By Andrew Buckner
Rating: **** out of *****.
“Dark Romance” (2013), the debut short from co-writer and director Matthew Mahler, accomplishes in eight minutes what most thriller features need approximately an hour and a half or more to do. It tells a complete tale, albeit a familiar one, without the excess often utilized in a full-length fiction. But, the most intriguing element about Mahler’s account is that there is a considerable build-up. There is a high level of of suspense generated in its brief run. We, as cinematic patrons, are also offered a consistent focus on the obsessive signposts of affection directed toward our lead, Tim Cooper (another remarkable portrayal from Timothy J. Cox). They begin simply enough. But, soon they spiral quickly, wildly out of control. On Monday, Tim is given a card with a poem inside. They announce the regards of a mysterious someone in his office. By Tuesday, the chain of events have become violent. Wednesday is the bleakest day of them all. Thursday unveils a darkly smirk-inducing epilogue.
This condensed frame works beautifully. It also helps keep the intensity and pace wire tight. This also assists, in the tradition of the best white knuckle fabrications, in keeping our interest piqued to increasing levels throughout. Mahler makes the scenes showcasing the rapidly bizarre episodes for each of the previously stated spells as diminutive and to the point as possible. This narrative modus strengthens all of the aforementioned components terrifically well. Such is utilized via Mahler’s smart and claustrophobic direction. It is also strikingly unveiled in the sturdy screenplay he co-wrote with Ross Mahler. We are only allowed enough space in each sequence to see how unhinged Tim’s admirer is becoming. Before we can begin to fathom what is occurring, Mahler moves onto the next cringe-worthy instance. This makes for an undertaking that certainly delivers the exciting, expected ingredients of its genre.
To its discredit, the central figures are vaguely etched. Nevertheless, we know enough to care for them. It more than suffices given the scant duration of the piece. This is especially true of our labor-minded advertising executive antagonist. But, Cox more than makes up for this by being continuously affable. He fluently projects the type of managerial individual everyone at any place of employment, be it genuine or imagined, would like to have making the daily decisions. Tim’s secretary, Tiffany (Tiffany Browne-Tavarez), shares nearly as much screen time as Cox’s character. She proves herself to be a capable counterpart to Tim. This is with a simultaneously vulnerable, unflinching and bravura enactment. Though she is as broadly authored as the personality Cox brings to life, the duo both make their respective interpretations feel clearly unique. Because of this, we are more than willing to overlook the expository gaps in the Mahlers’ script. The proceedings are so well-done that we can also forgive another lingering sensation. This is that there is nothing new about the Fatal Attraction (1987) style confines of the straight-forward story arc. The twists are mostly expected.
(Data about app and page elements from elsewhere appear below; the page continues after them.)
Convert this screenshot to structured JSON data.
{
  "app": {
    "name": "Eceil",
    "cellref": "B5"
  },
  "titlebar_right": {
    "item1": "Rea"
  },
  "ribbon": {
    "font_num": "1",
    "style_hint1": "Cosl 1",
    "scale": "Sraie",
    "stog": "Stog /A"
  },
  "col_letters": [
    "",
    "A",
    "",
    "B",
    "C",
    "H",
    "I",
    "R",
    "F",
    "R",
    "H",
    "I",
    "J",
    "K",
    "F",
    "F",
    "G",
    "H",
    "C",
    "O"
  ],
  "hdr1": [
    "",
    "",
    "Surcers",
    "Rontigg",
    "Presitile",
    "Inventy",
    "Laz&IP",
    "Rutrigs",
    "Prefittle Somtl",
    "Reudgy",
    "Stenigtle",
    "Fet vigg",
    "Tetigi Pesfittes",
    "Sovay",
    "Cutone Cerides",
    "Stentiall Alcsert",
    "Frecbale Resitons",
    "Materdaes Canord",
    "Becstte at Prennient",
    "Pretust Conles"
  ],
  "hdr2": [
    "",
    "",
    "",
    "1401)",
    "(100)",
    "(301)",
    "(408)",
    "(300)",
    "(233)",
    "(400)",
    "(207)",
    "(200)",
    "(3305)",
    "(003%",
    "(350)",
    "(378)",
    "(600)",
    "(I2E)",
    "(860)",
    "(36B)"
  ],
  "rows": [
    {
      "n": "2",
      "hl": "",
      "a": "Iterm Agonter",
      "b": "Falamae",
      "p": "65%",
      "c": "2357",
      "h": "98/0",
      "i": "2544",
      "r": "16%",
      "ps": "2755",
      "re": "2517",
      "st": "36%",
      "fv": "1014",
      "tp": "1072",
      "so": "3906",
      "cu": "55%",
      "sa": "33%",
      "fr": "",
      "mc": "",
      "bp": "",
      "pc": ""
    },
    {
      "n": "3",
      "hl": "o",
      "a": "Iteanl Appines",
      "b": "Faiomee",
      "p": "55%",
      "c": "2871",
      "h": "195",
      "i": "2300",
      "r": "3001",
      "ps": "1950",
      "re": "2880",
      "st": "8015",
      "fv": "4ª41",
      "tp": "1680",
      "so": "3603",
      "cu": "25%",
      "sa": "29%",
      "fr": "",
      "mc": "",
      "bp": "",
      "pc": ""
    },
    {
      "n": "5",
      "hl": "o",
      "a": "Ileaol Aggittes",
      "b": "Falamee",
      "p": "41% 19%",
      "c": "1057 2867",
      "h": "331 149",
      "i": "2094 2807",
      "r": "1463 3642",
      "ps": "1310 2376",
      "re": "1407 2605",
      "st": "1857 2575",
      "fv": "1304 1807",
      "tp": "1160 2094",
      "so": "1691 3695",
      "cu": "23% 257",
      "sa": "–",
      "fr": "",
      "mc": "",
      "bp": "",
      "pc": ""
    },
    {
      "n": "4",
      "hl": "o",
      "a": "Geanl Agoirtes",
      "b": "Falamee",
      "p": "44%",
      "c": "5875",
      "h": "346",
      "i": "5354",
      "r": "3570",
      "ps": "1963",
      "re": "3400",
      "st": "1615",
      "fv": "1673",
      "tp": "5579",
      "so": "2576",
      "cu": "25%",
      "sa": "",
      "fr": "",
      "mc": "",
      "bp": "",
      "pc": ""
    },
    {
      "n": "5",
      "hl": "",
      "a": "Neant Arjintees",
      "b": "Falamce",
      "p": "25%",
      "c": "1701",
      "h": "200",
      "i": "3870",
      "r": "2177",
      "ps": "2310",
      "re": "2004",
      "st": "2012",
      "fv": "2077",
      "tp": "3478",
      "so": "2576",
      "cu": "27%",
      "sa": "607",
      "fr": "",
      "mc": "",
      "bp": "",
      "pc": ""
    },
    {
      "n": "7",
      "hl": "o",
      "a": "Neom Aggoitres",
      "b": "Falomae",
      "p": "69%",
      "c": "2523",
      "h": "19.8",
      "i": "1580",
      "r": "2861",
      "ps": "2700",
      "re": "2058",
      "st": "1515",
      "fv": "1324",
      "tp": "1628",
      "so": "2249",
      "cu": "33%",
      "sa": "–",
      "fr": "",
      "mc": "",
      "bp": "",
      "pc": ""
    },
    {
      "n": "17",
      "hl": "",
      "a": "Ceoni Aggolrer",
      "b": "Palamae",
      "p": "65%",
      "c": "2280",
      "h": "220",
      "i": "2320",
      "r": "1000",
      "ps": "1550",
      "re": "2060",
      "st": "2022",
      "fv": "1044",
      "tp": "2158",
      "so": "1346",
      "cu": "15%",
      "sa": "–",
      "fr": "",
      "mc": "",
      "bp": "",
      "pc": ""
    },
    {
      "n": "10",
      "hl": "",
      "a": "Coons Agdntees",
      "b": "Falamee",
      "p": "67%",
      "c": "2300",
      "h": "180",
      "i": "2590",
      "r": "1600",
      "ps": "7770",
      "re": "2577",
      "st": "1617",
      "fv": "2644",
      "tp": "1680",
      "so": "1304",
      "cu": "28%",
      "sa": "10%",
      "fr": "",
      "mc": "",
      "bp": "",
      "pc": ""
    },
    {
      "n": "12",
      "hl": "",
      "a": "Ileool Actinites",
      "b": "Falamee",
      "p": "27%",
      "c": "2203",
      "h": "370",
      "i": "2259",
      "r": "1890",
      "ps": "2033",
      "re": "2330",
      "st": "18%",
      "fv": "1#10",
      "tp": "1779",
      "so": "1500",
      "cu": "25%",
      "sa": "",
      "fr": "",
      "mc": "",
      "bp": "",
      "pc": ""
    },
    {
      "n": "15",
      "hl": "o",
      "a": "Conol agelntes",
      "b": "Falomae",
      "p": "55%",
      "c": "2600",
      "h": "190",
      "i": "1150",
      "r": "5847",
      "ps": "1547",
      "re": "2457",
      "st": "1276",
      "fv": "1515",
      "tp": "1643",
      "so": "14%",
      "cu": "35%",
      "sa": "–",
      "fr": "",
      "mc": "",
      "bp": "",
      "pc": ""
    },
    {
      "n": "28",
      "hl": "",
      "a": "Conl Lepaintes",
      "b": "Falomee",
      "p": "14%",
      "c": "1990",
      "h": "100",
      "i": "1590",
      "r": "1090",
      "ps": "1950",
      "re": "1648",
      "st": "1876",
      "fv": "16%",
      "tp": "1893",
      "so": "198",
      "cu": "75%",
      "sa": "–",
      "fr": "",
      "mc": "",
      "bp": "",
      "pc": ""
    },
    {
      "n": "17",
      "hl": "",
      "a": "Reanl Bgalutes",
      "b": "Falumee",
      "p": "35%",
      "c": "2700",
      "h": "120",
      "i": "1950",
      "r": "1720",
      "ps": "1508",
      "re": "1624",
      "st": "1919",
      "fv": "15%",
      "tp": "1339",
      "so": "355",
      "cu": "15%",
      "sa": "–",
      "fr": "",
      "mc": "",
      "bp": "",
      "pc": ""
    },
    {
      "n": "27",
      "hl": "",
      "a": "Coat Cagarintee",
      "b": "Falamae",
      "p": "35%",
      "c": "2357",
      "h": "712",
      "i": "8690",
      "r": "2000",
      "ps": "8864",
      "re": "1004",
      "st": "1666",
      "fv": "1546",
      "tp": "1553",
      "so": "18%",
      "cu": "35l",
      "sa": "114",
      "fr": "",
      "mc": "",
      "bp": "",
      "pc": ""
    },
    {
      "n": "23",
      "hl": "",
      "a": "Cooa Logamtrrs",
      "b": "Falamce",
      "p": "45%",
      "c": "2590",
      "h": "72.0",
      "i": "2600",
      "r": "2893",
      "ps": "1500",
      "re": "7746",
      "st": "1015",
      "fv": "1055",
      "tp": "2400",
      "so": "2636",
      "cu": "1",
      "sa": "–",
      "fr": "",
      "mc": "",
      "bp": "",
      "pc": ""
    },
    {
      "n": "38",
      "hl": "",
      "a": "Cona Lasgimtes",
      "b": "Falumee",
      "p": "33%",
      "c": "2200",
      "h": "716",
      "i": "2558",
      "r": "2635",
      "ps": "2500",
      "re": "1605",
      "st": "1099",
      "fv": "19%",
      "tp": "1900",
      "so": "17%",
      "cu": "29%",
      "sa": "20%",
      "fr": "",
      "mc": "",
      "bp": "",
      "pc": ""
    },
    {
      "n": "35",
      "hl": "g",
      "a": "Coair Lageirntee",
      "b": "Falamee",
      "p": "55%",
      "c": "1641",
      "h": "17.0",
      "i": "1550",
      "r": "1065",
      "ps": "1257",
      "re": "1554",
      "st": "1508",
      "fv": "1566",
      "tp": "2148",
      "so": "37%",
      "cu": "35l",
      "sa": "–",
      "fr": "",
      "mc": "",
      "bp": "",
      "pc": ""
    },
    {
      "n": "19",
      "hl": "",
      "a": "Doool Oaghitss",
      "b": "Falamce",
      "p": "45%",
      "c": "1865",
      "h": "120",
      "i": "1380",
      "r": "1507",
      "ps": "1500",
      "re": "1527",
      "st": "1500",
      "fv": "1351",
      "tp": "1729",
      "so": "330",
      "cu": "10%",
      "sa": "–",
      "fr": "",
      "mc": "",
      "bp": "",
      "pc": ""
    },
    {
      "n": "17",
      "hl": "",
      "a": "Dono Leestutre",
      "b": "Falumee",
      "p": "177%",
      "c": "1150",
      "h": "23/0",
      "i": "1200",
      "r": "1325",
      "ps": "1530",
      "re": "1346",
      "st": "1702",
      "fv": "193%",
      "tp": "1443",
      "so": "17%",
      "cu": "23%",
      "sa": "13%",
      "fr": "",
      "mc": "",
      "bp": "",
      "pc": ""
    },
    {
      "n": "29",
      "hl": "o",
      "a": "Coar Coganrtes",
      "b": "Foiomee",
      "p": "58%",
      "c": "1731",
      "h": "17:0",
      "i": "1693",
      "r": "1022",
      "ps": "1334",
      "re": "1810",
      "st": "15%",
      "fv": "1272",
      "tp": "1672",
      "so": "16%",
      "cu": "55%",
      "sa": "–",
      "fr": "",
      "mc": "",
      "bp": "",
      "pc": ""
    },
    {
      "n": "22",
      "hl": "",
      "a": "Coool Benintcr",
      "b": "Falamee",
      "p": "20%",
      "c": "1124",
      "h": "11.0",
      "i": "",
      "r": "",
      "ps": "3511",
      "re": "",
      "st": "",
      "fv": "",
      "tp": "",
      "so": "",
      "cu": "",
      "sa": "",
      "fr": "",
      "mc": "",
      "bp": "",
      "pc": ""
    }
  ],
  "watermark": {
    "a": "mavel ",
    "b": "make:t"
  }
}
Correspondingly, the reveal of Tim’s devotee is obvious.
But, Mahler, who also provides the impressive cinematography and editing found herein, builds a plethora of memorable horror moments in an undersized expanse. Aside from the depictions and technical aspects, with Brian Shields and Ross Mahler both giving stirring turns in brief roles, this is where the real strength of the photoplay lies. Besides the already noted finale, what occurs on Tuesday is macabrely amusing. It is also masterfully designed. The segment optimizes its impact by eluding, but never glimpsing. Wednesday proves an appropriately unsettling, and grandly designed, climax. This arises as it more than ups the ante on the murderous crush taking place. The more light-hearted occasions of Monday mechanize just as well. They add a natural sense of enhanced disposition to Tim, Tiffany, and fellow employee, Cam (in a likable, credible and proficient representation by Cameron Rankin). It also adds similar personality to the composition as a whole. This is reflected in the natural, jesting banter that we hear early on. Such an attribute is just as active when the speech is more somber and terrifying in the advanced stretches.
Mahler has offered an all-around solid exertion with “Dark Romance”. The 8mm Films production, made for a mere $500 as a part of The 48 Hour Film project, excels as an exhibition of perpetually worrisome mood. It lacks the visual potency and risk-taking apparent in Cox and Mahler’s later collaboration, “What Jack Built” (2015). In this concoction not a word was spoken. Furthermore, the entirety of its eleven minutes was a one man display. Still, this is a gripping effort. The New York shot opus intends to both entertain and frighten. This is while summoning a vibrant aesthetic and authentic sensibility. It does this splendidly. The chemistry between Cox and Mahler, as well as the crew and their spectators, is more than visible in every frame. There is abundantly enough here to recommend this labor of fanatical love. The devotion to the craft from all involved resonates throughout. “Dark Romance” is a true gem. Because of this, I greatly anticipate seeing what Cox and Mahler’s next collaboration, “Finality” (2017), brings about.